The fight against climate change should focus on reaching positive climate tipping points

Fast Company

Let’s do this.

American isolation

Climate Change by Jan via Flickr CC

While wildfires spread in California, glaciers continue to melt and species extinction continues apace, the Trump Administration this week took the first step to officially withdraw the United States from the Paris agreement on climate change. Lest we forget, every other country on the planet has signed the agreement that we wrote.

We also know that Trump promised to do this in 2017, but one might have hoped this particular move would be forgotten out of the sheer incompetence of this crew of idiots. But no.

“This is not America first; once again, it’s America isolated,” said John F. Kerry, former secretary of state, and Chuck Hagel, former U.S. defense secretary, in an op-ed piece published in the Washington Post.  

They wrote:

“Climate change is already affecting every sector and region of the United States, as hundreds of top scientists from 13 federal agencies made clear in a report the White House itself released last year. The past five years were the warmest ever recorded. Without steep pollution reductions, climate change will risk tens of thousands of U.S. lives every year by the end of the century. Rising seas, increased storm surge, and tidal flooding threaten $1 trillion in public infrastructure and private property now along U.S. coastlines. The United States has experienced at least $400 billion in weather and climate disaster costs since 2014. The recent hurricanes that slammed America’s southern coasts, as well as historic wildfires in California, resulted in more American victims of severe weather juiced by climate change than ever before.”

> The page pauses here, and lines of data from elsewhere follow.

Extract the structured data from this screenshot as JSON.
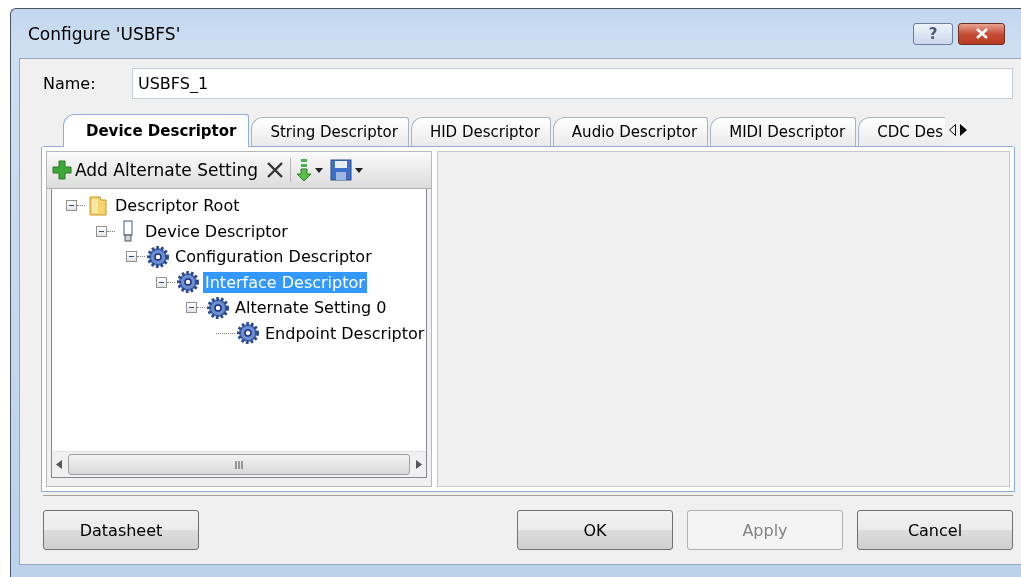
{
  "window": {
    "title": "Configure 'USBFS'",
    "help_button": "?"
  },
  "name_field": {
    "label": "Name:",
    "value": "USBFS_1"
  },
  "tabs": [
    {
      "label": "Device Descriptor",
      "selected": true
    },
    {
      "label": "String Descriptor",
      "selected": false
    },
    {
      "label": "HID Descriptor",
      "selected": false
    },
    {
      "label": "Audio Descriptor",
      "selected": false
    },
    {
      "label": "MIDI Descriptor",
      "selected": false
    },
    {
      "label": "CDC Des",
      "selected": false
    }
  ],
  "toolbar": {
    "add_button": "Add Alternate Setting"
  },
  "tree": [
    {
      "label": "Descriptor Root",
      "kind": "folder",
      "expanded": true,
      "selected": false,
      "children": [
        {
          "label": "Device Descriptor",
          "kind": "device",
          "expanded": true,
          "selected": false,
          "children": [
            {
              "label": "Configuration Descriptor",
              "kind": "gear",
              "expanded": true,
              "selected": false,
              "children": [
                {
                  "label": "Interface Descriptor",
                  "kind": "gear",
                  "expanded": true,
                  "selected": true,
                  "children": [
                    {
                      "label": "Alternate Setting 0",
                      "kind": "gear",
                      "expanded": true,
                      "selected": false,
                      "children": [
                        {
                          "label": "Endpoint Descriptor",
                          "kind": "gear",
                          "selected": false
                        }
                      ]
                    }
                  ]
                }
              ]
            }
          ]
        }
      ]
    }
  ],
  "buttons": [
    {
      "label": "Datasheet",
      "disabled": false
    },
    {
      "label": "OK",
      "disabled": false
    },
    {
      "label": "Apply",
      "disabled": true
    },
    {
      "label": "Cancel",
      "disabled": false
    }
  ]
}
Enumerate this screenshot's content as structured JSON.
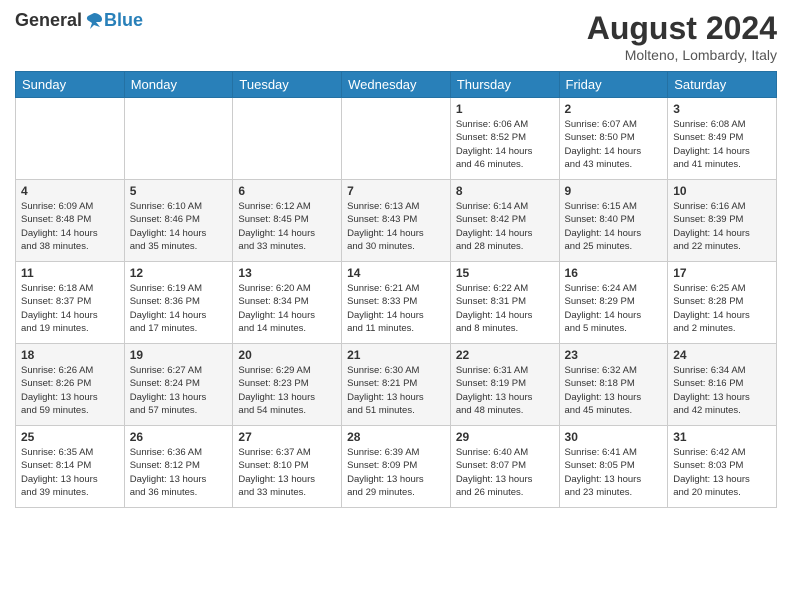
{
  "header": {
    "logo_general": "General",
    "logo_blue": "Blue",
    "month_title": "August 2024",
    "subtitle": "Molteno, Lombardy, Italy"
  },
  "days_of_week": [
    "Sunday",
    "Monday",
    "Tuesday",
    "Wednesday",
    "Thursday",
    "Friday",
    "Saturday"
  ],
  "weeks": [
    [
      {
        "day": "",
        "info": ""
      },
      {
        "day": "",
        "info": ""
      },
      {
        "day": "",
        "info": ""
      },
      {
        "day": "",
        "info": ""
      },
      {
        "day": "1",
        "info": "Sunrise: 6:06 AM\nSunset: 8:52 PM\nDaylight: 14 hours\nand 46 minutes."
      },
      {
        "day": "2",
        "info": "Sunrise: 6:07 AM\nSunset: 8:50 PM\nDaylight: 14 hours\nand 43 minutes."
      },
      {
        "day": "3",
        "info": "Sunrise: 6:08 AM\nSunset: 8:49 PM\nDaylight: 14 hours\nand 41 minutes."
      }
    ],
    [
      {
        "day": "4",
        "info": "Sunrise: 6:09 AM\nSunset: 8:48 PM\nDaylight: 14 hours\nand 38 minutes."
      },
      {
        "day": "5",
        "info": "Sunrise: 6:10 AM\nSunset: 8:46 PM\nDaylight: 14 hours\nand 35 minutes."
      },
      {
        "day": "6",
        "info": "Sunrise: 6:12 AM\nSunset: 8:45 PM\nDaylight: 14 hours\nand 33 minutes."
      },
      {
        "day": "7",
        "info": "Sunrise: 6:13 AM\nSunset: 8:43 PM\nDaylight: 14 hours\nand 30 minutes."
      },
      {
        "day": "8",
        "info": "Sunrise: 6:14 AM\nSunset: 8:42 PM\nDaylight: 14 hours\nand 28 minutes."
      },
      {
        "day": "9",
        "info": "Sunrise: 6:15 AM\nSunset: 8:40 PM\nDaylight: 14 hours\nand 25 minutes."
      },
      {
        "day": "10",
        "info": "Sunrise: 6:16 AM\nSunset: 8:39 PM\nDaylight: 14 hours\nand 22 minutes."
      }
    ],
    [
      {
        "day": "11",
        "info": "Sunrise: 6:18 AM\nSunset: 8:37 PM\nDaylight: 14 hours\nand 19 minutes."
      },
      {
        "day": "12",
        "info": "Sunrise: 6:19 AM\nSunset: 8:36 PM\nDaylight: 14 hours\nand 17 minutes."
      },
      {
        "day": "13",
        "info": "Sunrise: 6:20 AM\nSunset: 8:34 PM\nDaylight: 14 hours\nand 14 minutes."
      },
      {
        "day": "14",
        "info": "Sunrise: 6:21 AM\nSunset: 8:33 PM\nDaylight: 14 hours\nand 11 minutes."
      },
      {
        "day": "15",
        "info": "Sunrise: 6:22 AM\nSunset: 8:31 PM\nDaylight: 14 hours\nand 8 minutes."
      },
      {
        "day": "16",
        "info": "Sunrise: 6:24 AM\nSunset: 8:29 PM\nDaylight: 14 hours\nand 5 minutes."
      },
      {
        "day": "17",
        "info": "Sunrise: 6:25 AM\nSunset: 8:28 PM\nDaylight: 14 hours\nand 2 minutes."
      }
    ],
    [
      {
        "day": "18",
        "info": "Sunrise: 6:26 AM\nSunset: 8:26 PM\nDaylight: 13 hours\nand 59 minutes."
      },
      {
        "day": "19",
        "info": "Sunrise: 6:27 AM\nSunset: 8:24 PM\nDaylight: 13 hours\nand 57 minutes."
      },
      {
        "day": "20",
        "info": "Sunrise: 6:29 AM\nSunset: 8:23 PM\nDaylight: 13 hours\nand 54 minutes."
      },
      {
        "day": "21",
        "info": "Sunrise: 6:30 AM\nSunset: 8:21 PM\nDaylight: 13 hours\nand 51 minutes."
      },
      {
        "day": "22",
        "info": "Sunrise: 6:31 AM\nSunset: 8:19 PM\nDaylight: 13 hours\nand 48 minutes."
      },
      {
        "day": "23",
        "info": "Sunrise: 6:32 AM\nSunset: 8:18 PM\nDaylight: 13 hours\nand 45 minutes."
      },
      {
        "day": "24",
        "info": "Sunrise: 6:34 AM\nSunset: 8:16 PM\nDaylight: 13 hours\nand 42 minutes."
      }
    ],
    [
      {
        "day": "25",
        "info": "Sunrise: 6:35 AM\nSunset: 8:14 PM\nDaylight: 13 hours\nand 39 minutes."
      },
      {
        "day": "26",
        "info": "Sunrise: 6:36 AM\nSunset: 8:12 PM\nDaylight: 13 hours\nand 36 minutes."
      },
      {
        "day": "27",
        "info": "Sunrise: 6:37 AM\nSunset: 8:10 PM\nDaylight: 13 hours\nand 33 minutes."
      },
      {
        "day": "28",
        "info": "Sunrise: 6:39 AM\nSunset: 8:09 PM\nDaylight: 13 hours\nand 29 minutes."
      },
      {
        "day": "29",
        "info": "Sunrise: 6:40 AM\nSunset: 8:07 PM\nDaylight: 13 hours\nand 26 minutes."
      },
      {
        "day": "30",
        "info": "Sunrise: 6:41 AM\nSunset: 8:05 PM\nDaylight: 13 hours\nand 23 minutes."
      },
      {
        "day": "31",
        "info": "Sunrise: 6:42 AM\nSunset: 8:03 PM\nDaylight: 13 hours\nand 20 minutes."
      }
    ]
  ]
}
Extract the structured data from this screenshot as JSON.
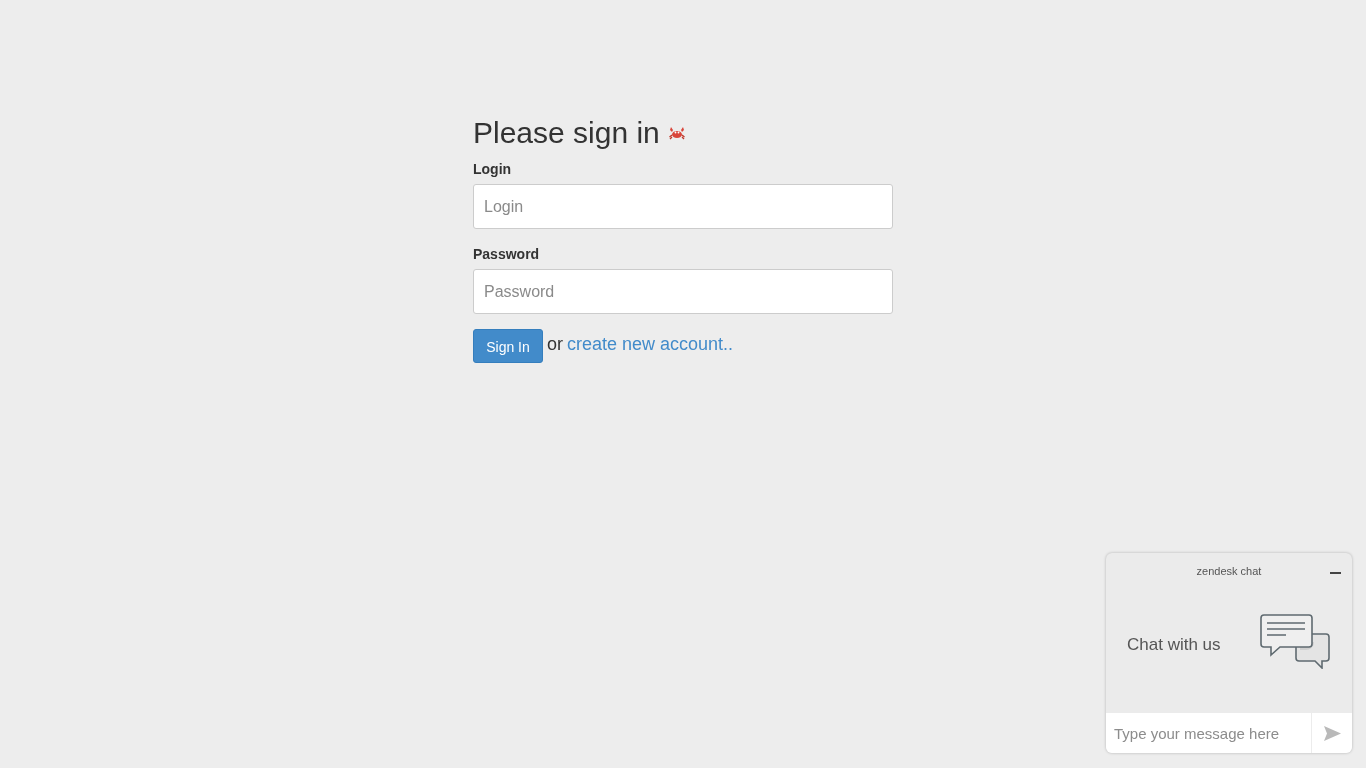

They also noted climate change threatens national security. “This link has been clear for decades. Our military bases, and hence our security preparedness, are threatened by sea-level rise and other impacts. If you put a map of places with high political instability today over a map of places with high climate vulnerability, the two would be nearly identical.”

The Paris climate accord is not the final answer by any stretch, but it is a good and necessary start to mounting the actions needed. For the U.S. to bow out is shameful and yet another example of the nation’s abandonment of world leadership.

There is a ray of hope. The paperwork to exit the Paris agreement is submitted, but that sets off a year-long process: the U.S. won’t officially leave the agreement until Nov. 4, 2020.

The 2020 election is Nov. 3, 2020. “The United States can rejoin the agreement at any time once we have a leader willing to do so,” said Kerry and Hagel.